In the late-50s the C&O started experimenting with gons with wooden skided troughs for smaller steel coils (48" diameter or so).  These had various canvass (yes) and steel covers.  The unions crane operators wouldn't remove and properly stow the cavass covers like todays truck drivers do, so crane removed steel covers became the standard . . . . and they helped to lose more business for the railroads.  On thicker guages they might ship the steel coils less any covers . . . just separated by blocks of wood.



Al Kresse

----- Original Message -----
From: "Kurt Laughlin" <fleeta@verizon.net>
To: STMFC@yahoogroups.com
Sent: Thursday, April 2, 2009 8:08:20 PM GMT -05:00 US/Canada Eastern
Subject: Re: [STMFC] Re:Freight cars equipped with  covers.

From my 1961 ORER (probably also relevant to pre-1961 traffic), some
non-steel, non-tin, GBR/GBSR cargoes:

NYC - GBSR, aluminum billets
SOU - GBSR, aluminum and steel mill products
C&O - GBR, Army tank engines
NKP - GBSR, special loading
ATSF - GBR, AEC material

There were several GBSRs that were used for coils on pallets.

KL


----- Original Message -----
From: Allen Rueter

Besides cut steel sheet/Tin plate, what else is transported in covered gons,
after WWII, in the mid west.
I'm more curious about covered low side gons, that seems to low, for coiled
steel.
(or were coils laid on their sides, eye to the sky)


Anthony Thompson <thompson@...>
 

Al Kresset wrote:
In the late-50s the C&O started experimenting with gons with wooden skided troughs for smaller steel coils (48" diameter or so) . . . On thicker guages they might ship the steel coils less any covers . . . just separated by blocks of wood.
The thicker gauge material is largely hot-rolled and will ordinarily see further processing, thus less concern about scratches, dents and rust.
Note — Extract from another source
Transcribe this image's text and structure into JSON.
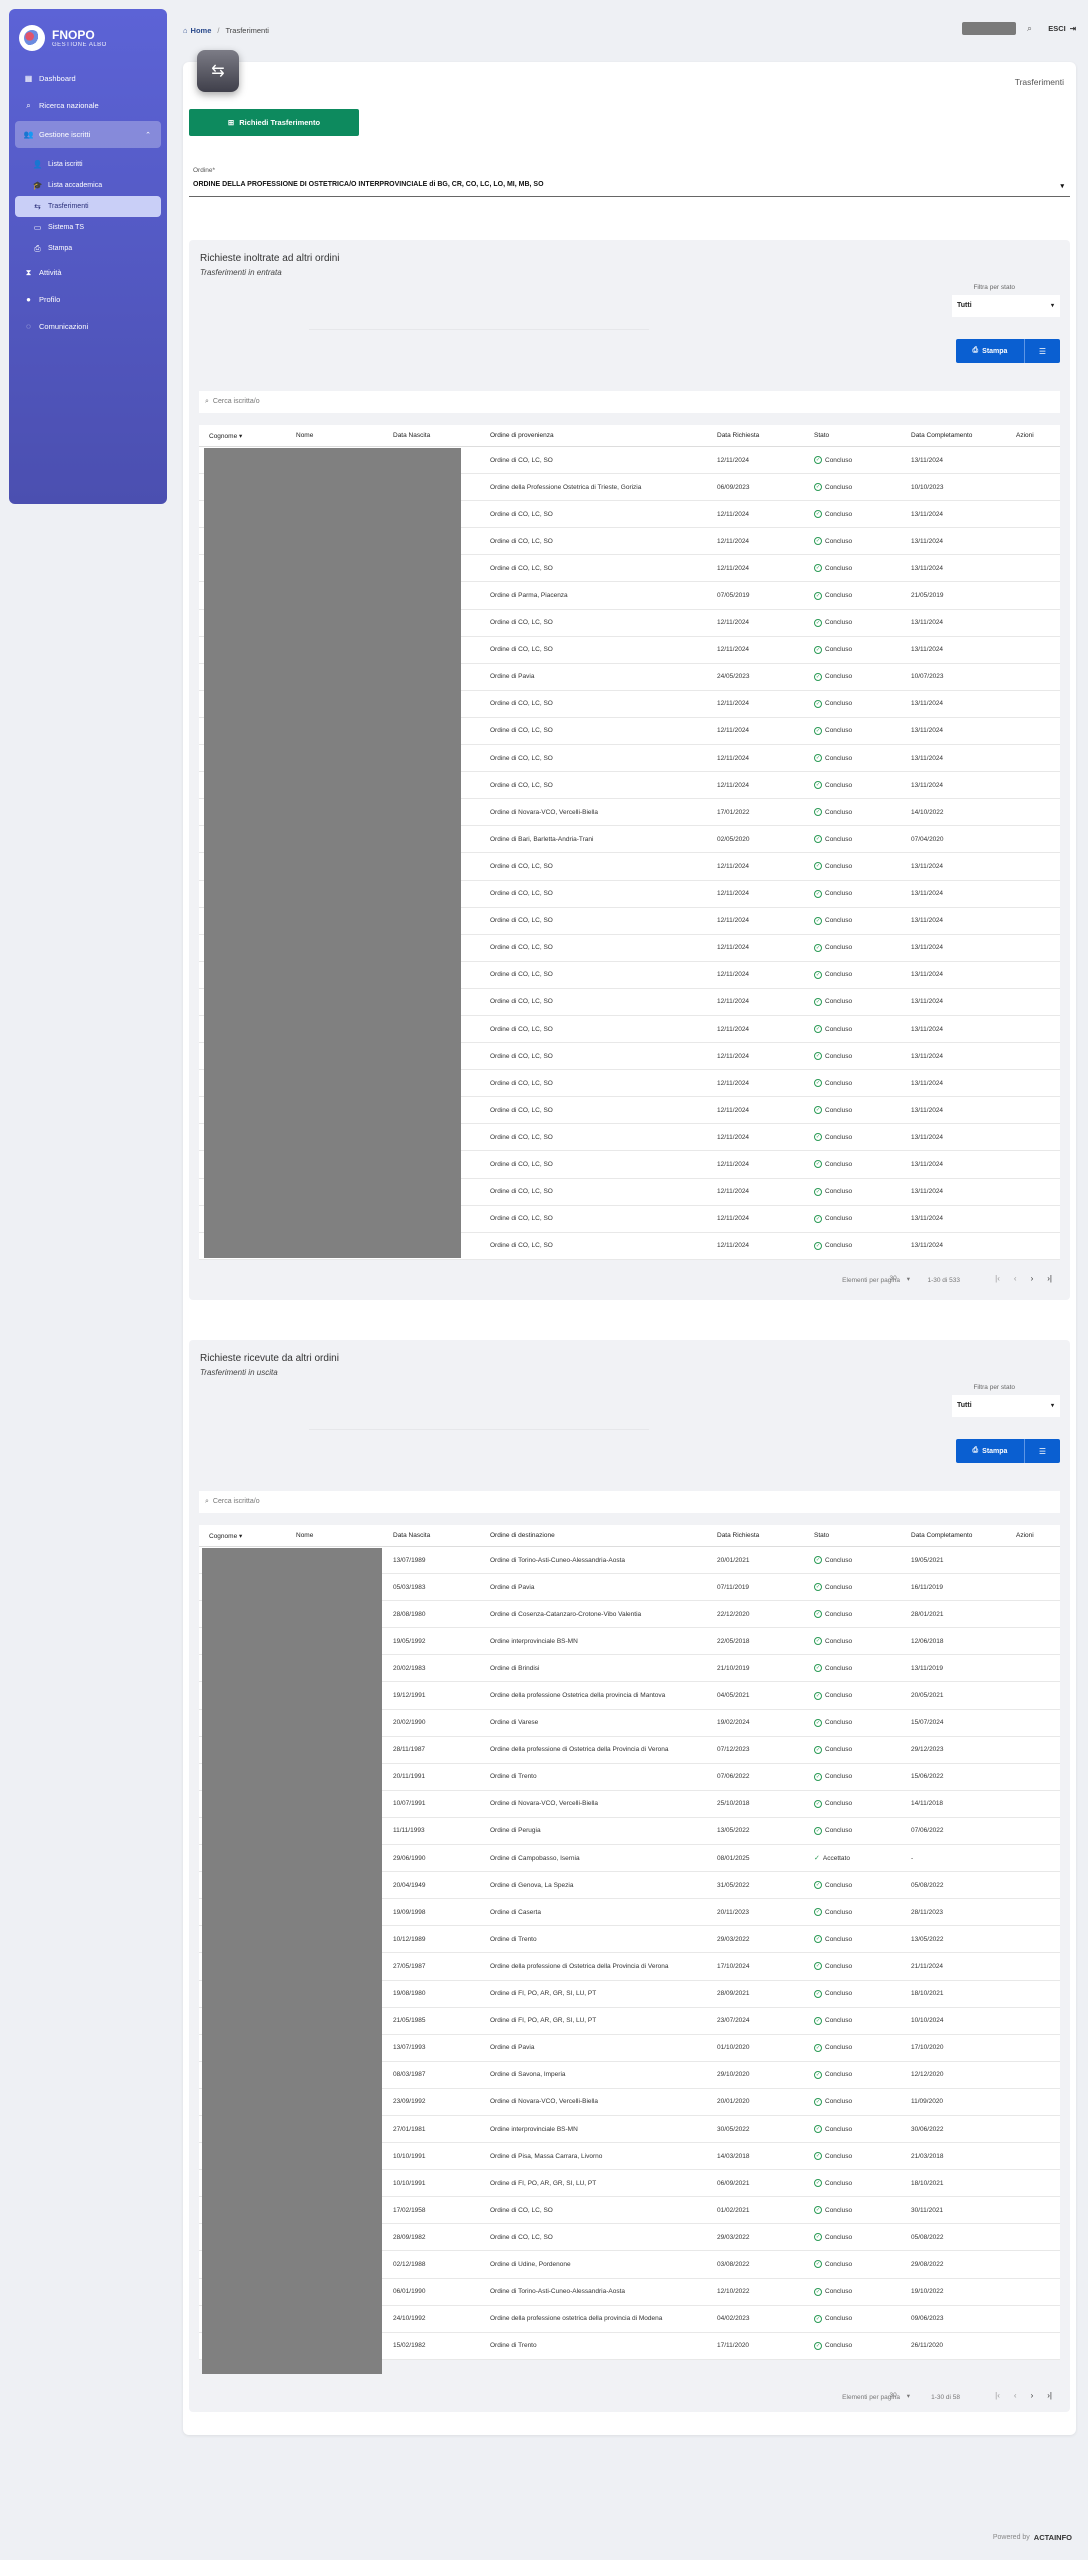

Any gauge near final use thickness will be shipped with protection.

Tony Thompson Editor, Signature Press, Berkeley, CA
2906 Forest Ave., Berkeley, CA 94705 www.signaturepress.com
(510) 540-6538; fax, (510) 540-1937; e-mail, thompson@signaturepress.com
Publishers of books on railroad history


water.kresse@...
 

That is correct.  The coils were not even wrapped in paper in many cases.
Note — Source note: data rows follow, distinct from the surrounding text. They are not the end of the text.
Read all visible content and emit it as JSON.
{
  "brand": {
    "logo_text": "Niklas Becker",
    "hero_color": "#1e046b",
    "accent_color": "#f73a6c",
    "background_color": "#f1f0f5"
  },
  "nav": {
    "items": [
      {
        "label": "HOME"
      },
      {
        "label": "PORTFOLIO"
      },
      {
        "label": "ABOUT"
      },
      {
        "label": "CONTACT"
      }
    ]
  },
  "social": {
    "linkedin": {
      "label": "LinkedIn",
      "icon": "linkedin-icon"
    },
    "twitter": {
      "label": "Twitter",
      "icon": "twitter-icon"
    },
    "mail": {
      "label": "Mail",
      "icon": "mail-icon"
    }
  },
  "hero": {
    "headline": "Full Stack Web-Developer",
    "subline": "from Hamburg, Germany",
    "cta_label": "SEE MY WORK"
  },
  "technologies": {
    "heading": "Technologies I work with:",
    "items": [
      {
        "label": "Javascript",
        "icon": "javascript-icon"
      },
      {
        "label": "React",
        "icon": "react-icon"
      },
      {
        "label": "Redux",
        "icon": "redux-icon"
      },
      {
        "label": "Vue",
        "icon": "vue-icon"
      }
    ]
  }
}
Al Kresse

----- Original Message -----
From: "Anthony Thompson" <thompson@signaturepress.com>
To: STMFC@yahoogroups.com
Sent: Thursday, April 2, 2009 9:28:21 PM GMT -05:00 US/Canada Eastern
Subject: Re: [STMFC] Re:Freight cars equipped with  covers.

Al Kresset wrote:
In the late-50s the C&O started experimenting with gons with wooden  
skided troughs for smaller steel coils (48" diameter or so) . . . On  
thicker guages they might ship the steel coils less any covers . . .  
just separated by blocks of wood.
      The thicker gauge material is largely hot-rolled and will  
ordinarily see further processing, thus less concern about scratches,  
dents and rust. Any gauge near final use thickness will be shipped  
with protection.

Tony Thompson             Editor, Signature Press, Berkeley, CA
2906 Forest Ave., Berkeley, CA 94705         www.signaturepress.com
(510) 540-6538; fax, (510) 540-1937; e-mail, thompson@signaturepress.com
Publishers of books on railroad history


Dave Nelson
 

Allen Rueter wrote:
Besides cut steel sheet/Tin plate, what else is transported in
covered gons, after WWII?
I know the Western Pacific once did an experiment shipping plate glass in a
covered gon. They delivered cullet.

Dave Nelson